03 April 2006

Speaking of Series Books...

...here's a new fan-written Dana Girls mystery, "The Clue in the Rainbow." It's okay; the "Ice Castle" story is head and shoulders superior.

Sadly, No Mystery at All

I've always been an American history junkie, as well as collecting children's books, especially those I read in my childhood. When the Pleasant Company started publishing their American Girls books, I was frankly in "hog heaven" (except for the price—talk about overpriced books!—and then Sam's Club started stocking the collections, which removed the fiscal obstacle). The original stories were about Felicity, a colonial girl; Kirsten, an immigrant pioneer girl; Samantha, a wealthy Victorian girl; and Molly, a girl growing up during World War II. Naturally my first purchase would be Molly's stories, since my parents were teenagers and then adults during the Depression and World War II and I felt close to their history.

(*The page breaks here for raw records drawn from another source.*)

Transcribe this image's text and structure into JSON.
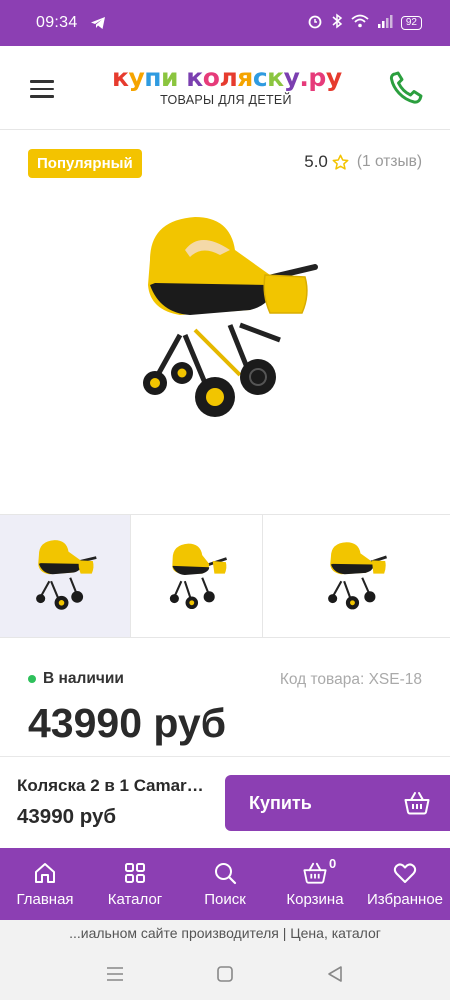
{
  "status_bar": {
    "time": "09:34",
    "battery": "92"
  },
  "header": {
    "logo_text": "купи коляску.ру",
    "logo_subtitle": "ТОВАРЫ ДЛЯ ДЕТЕЙ",
    "logo_colors": [
      "#e63b2e",
      "#f5a400",
      "#2f9be0",
      "#8bc53f",
      "#7b3fb0",
      "#e63b7a"
    ]
  },
  "product": {
    "badge": "Популярный",
    "rating_score": "5.0",
    "reviews": "(1 отзыв)",
    "availability": "В наличии",
    "sku": "Код товара: XSE-18",
    "price": "43990 руб",
    "accent_color": "#f3c300"
  },
  "buy_bar": {
    "name": "Коляска 2 в 1 Camar…",
    "price": "43990 руб",
    "buy_label": "Купить"
  },
  "bottom_nav": {
    "items": [
      {
        "label": "Главная",
        "icon": "home-icon"
      },
      {
        "label": "Каталог",
        "icon": "grid-icon"
      },
      {
        "label": "Поиск",
        "icon": "search-icon"
      },
      {
        "label": "Корзина",
        "icon": "basket-icon"
      },
      {
        "label": "Избранное",
        "icon": "heart-icon"
      }
    ],
    "cart_count": "0"
  },
  "browser": {
    "url_text": "...иальном сайте производителя | Цена, каталог"
  },
  "theme": {
    "primary": "#8c3fb3",
    "in_stock": "#2ec05b"
  }
}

Gradually, and through a buyout of Pleasant Company by Mattel, the series grew to include Kaya, a pre-Revolutionary War Nez Perce girl; Josefina, an early 19th-century New Mexican girl; Addy, a girl who escaped slavery near the end of the Civil War; and Kit, a girl growing up during the Depression. Accompanying the books were dolls and accessories for each girl and then other special volumes (short story books, cookbooks, "how to draw" books, etc., the finest of these being the volumes "Welcome to _________'s World," which used photographs and drawings of the time to illustrate the era of each girl in the series—just the sort of thing I doted on).

The best development to emerge from the American Girls franchise, however, was a stand-alone series of books called the "History Mysteries." These did not involve the series characters and moved in a random manner from a mystery taking place in one era of American history to another. One book might take place in War of 1812 Louisiana, while another would involve a mystery while collecting scrap metal in World War II. The "mystery girls" weren't cookie-cutter versions of any of the series book leads and some of the various mysteries involved history eras not much talked about today, such as the participants of the Alaskan gold rush, the world of the War of 1812, the fascinating lives of the lighthouse keeper's children, and even the plight of the Loyalists during the American Revolution. One of the "History Mysteries," The Night Flyers, about homing pigeons and World War I, won a Juvenile Edgar Award (mystery writer's trophy) and another was nominated.

But since girls and mysteries have gone together since the days of August Huiell Seaman and the Stratmeyer Syndicate books, including the immortal Nancy Drew, the Mattel folks have recently released a new line of mysteries starring the American Girls series book protagonists themselves. The books are fairly interesting in working the mystery format into the series milieu (some of the series stories already having involved minor mysteries), but sadly it seems to have spelled the end of the "History Mystery" stand-alone stories (not one has been released since volume 22, which was at least two years ago). It means the mystery stories are now stuck completely in the era of the series stories and we won't see any other eras represented—so many stories and periods were still waiting to be told: how about a mystery set during the cattle drive days? during the Spanish-American war? in a CCC camp? in a post-war (WWII) housing shortage area? in Florida during its "wild west" pioneer days? at a Northwest logging camp? an early California fruit farm or at one of the Spanish missions or during the "Okies" flight west during the Dust Bowl? or a Northwest Native American mystery (or perhaps a Pilgrim era version)? or one set in the early New England textile mills? Hundreds of wonderful ideas here yet to go!

Maybe Mattel is just taking a breather...but I fear it's the last gasp instead. Apparently, like the television networks, they would rather rake in the bucks while sticking to a formula than continue to branch out into other interesting directions to challenge the minds of their readers. And that, especially for history and mystery lovers of all ages, is a great shame.